→ What to work on
Each line in the entries below that holds the string "安全搜索" must be copied.
[[ Records supplied, beginning ]]
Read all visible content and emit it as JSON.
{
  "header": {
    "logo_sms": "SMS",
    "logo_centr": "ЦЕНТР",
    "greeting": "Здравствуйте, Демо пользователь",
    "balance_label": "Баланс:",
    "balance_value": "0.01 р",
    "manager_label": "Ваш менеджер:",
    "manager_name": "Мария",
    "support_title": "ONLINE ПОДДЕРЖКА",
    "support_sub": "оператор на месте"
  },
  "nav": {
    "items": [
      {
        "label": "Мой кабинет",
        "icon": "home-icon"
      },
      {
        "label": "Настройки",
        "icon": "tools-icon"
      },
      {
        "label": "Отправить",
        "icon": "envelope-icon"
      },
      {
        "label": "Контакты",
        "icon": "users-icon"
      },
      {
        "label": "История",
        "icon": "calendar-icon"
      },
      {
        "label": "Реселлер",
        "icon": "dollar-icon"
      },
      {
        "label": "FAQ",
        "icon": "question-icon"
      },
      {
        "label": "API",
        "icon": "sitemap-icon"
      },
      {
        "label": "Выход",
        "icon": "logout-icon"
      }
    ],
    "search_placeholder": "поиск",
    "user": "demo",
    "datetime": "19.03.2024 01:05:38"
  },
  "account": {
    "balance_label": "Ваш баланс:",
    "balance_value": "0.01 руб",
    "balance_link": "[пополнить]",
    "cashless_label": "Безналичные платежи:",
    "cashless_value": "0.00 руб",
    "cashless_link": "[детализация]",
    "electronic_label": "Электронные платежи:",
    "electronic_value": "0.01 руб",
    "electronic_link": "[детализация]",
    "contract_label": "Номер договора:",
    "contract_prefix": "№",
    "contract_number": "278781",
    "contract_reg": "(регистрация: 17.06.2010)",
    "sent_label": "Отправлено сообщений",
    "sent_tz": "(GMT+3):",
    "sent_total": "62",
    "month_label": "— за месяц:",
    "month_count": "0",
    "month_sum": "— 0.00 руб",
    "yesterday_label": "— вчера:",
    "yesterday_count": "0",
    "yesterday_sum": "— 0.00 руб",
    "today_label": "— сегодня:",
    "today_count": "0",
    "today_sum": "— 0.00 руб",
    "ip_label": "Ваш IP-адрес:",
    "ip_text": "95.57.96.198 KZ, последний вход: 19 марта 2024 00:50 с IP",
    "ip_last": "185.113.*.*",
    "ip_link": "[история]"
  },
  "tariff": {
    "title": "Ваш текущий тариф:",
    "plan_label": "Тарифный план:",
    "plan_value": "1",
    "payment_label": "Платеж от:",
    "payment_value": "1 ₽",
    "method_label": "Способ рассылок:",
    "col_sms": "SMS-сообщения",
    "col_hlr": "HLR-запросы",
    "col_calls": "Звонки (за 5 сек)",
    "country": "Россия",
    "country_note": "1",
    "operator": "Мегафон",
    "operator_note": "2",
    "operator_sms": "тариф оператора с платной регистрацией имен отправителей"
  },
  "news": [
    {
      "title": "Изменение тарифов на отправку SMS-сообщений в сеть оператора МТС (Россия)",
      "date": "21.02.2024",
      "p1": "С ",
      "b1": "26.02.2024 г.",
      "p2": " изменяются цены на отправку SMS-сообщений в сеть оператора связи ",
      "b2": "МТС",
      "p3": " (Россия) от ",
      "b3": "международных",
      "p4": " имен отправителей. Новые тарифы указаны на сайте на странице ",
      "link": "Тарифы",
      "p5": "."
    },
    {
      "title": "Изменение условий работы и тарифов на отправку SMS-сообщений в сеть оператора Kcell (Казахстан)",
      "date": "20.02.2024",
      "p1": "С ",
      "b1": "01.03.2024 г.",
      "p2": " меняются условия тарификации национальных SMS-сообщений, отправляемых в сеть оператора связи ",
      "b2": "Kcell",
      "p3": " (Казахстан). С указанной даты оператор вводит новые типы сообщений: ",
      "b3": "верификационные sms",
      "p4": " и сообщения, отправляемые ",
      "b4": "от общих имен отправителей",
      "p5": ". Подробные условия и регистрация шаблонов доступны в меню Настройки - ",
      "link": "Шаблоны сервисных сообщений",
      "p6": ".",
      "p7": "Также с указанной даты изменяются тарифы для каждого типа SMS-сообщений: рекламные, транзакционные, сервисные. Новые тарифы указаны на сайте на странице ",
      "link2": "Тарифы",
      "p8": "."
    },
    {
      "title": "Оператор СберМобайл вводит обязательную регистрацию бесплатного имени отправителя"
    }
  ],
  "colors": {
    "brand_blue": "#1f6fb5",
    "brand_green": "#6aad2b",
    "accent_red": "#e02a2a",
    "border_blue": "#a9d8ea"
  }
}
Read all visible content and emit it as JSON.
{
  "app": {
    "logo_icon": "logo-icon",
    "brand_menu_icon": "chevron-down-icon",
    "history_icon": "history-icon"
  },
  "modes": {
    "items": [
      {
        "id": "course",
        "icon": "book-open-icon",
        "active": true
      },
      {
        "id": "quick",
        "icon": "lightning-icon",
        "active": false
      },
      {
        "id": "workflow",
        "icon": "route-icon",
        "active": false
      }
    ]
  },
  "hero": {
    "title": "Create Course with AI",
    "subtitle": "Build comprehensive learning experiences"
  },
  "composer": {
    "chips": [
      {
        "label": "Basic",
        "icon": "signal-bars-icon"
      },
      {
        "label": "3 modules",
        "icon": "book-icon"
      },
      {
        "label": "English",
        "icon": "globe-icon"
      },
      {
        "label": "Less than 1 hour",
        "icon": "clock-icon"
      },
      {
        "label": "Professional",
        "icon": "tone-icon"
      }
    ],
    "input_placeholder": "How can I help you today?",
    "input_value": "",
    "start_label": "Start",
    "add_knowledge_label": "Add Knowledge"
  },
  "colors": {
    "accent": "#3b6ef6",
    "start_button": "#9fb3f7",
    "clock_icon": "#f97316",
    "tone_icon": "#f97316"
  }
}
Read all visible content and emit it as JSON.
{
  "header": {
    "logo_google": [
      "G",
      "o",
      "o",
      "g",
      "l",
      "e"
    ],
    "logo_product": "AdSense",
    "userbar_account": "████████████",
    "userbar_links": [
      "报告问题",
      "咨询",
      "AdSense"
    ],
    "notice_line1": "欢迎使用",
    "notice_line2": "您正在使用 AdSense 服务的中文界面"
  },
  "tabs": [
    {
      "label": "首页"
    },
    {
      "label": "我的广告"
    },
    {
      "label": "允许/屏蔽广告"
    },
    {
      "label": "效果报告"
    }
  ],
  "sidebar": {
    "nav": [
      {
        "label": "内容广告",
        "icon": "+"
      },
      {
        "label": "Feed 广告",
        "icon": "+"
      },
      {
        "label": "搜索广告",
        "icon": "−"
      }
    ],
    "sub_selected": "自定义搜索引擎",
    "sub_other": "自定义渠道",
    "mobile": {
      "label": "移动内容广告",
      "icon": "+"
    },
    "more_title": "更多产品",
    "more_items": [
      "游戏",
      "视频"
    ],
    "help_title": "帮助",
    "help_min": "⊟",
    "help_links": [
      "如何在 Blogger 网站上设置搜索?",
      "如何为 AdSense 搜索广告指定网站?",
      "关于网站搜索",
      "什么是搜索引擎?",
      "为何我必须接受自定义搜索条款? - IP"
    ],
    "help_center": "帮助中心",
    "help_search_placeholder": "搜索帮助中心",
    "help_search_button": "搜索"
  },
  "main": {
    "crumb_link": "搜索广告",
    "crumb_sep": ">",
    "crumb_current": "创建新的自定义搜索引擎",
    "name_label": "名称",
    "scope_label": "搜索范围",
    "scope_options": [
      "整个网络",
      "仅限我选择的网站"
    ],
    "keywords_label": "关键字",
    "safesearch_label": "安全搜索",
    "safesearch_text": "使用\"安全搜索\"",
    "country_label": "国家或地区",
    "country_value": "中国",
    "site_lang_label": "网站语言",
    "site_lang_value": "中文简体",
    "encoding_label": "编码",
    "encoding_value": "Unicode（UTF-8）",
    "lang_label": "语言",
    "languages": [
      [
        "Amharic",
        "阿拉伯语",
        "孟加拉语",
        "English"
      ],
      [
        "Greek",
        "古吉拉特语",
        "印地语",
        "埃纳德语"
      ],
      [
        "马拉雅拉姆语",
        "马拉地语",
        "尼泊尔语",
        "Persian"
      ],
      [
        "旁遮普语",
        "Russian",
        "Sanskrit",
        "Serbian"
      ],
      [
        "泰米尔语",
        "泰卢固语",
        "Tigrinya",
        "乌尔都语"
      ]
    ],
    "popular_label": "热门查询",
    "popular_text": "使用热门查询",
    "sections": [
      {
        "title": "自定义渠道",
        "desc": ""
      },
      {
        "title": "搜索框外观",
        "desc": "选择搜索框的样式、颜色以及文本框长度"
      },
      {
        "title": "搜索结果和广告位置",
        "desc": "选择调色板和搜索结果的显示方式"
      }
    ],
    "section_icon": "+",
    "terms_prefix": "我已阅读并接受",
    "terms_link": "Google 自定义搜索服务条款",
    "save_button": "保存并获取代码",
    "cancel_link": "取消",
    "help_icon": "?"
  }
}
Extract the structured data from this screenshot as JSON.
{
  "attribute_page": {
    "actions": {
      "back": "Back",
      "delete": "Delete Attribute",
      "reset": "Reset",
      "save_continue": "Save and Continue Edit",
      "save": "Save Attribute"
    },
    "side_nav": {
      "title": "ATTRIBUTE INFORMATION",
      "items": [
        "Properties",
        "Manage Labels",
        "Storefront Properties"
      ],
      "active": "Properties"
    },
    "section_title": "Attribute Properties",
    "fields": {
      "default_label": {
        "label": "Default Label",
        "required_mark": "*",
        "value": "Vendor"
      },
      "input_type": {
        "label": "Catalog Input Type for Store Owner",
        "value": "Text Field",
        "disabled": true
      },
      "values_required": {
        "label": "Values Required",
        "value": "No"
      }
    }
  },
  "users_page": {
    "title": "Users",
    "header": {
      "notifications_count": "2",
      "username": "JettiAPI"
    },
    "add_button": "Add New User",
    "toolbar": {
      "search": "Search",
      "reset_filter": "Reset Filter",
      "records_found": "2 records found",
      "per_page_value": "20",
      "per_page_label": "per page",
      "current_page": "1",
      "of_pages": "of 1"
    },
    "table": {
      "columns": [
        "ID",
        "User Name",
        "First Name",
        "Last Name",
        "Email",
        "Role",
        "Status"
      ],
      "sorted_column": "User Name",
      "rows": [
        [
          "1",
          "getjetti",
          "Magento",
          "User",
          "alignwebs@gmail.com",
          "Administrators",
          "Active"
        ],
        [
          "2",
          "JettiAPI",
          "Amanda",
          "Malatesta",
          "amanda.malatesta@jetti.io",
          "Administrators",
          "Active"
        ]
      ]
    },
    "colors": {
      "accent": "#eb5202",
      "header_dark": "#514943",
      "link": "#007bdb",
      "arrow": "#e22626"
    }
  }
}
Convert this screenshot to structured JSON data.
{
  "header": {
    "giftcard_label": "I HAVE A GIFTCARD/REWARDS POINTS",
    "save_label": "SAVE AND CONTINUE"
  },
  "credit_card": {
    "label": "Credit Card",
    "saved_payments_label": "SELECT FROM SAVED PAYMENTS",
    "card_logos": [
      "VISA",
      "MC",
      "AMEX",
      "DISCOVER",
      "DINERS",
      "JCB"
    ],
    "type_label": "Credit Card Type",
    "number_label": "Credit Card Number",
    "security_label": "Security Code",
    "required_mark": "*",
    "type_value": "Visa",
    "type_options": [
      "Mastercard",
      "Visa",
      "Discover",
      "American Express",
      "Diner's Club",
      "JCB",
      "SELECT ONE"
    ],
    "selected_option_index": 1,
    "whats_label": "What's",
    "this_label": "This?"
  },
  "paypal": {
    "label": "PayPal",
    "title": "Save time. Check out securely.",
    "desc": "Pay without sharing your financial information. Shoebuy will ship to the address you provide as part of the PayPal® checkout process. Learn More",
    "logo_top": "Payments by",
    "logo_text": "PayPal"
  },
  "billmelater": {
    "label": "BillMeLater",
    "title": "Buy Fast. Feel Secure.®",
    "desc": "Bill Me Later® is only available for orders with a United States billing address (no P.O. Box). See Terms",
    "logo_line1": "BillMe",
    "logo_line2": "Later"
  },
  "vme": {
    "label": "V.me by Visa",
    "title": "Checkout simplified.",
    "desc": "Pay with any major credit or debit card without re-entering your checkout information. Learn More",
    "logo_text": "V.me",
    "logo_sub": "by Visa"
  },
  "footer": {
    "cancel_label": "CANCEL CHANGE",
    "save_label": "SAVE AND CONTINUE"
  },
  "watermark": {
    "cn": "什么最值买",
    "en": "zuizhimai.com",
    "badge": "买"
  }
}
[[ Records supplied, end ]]
→ Written response
    "safesearch_label": "安全搜索",
    "safesearch_text": "使用\"安全搜索\"",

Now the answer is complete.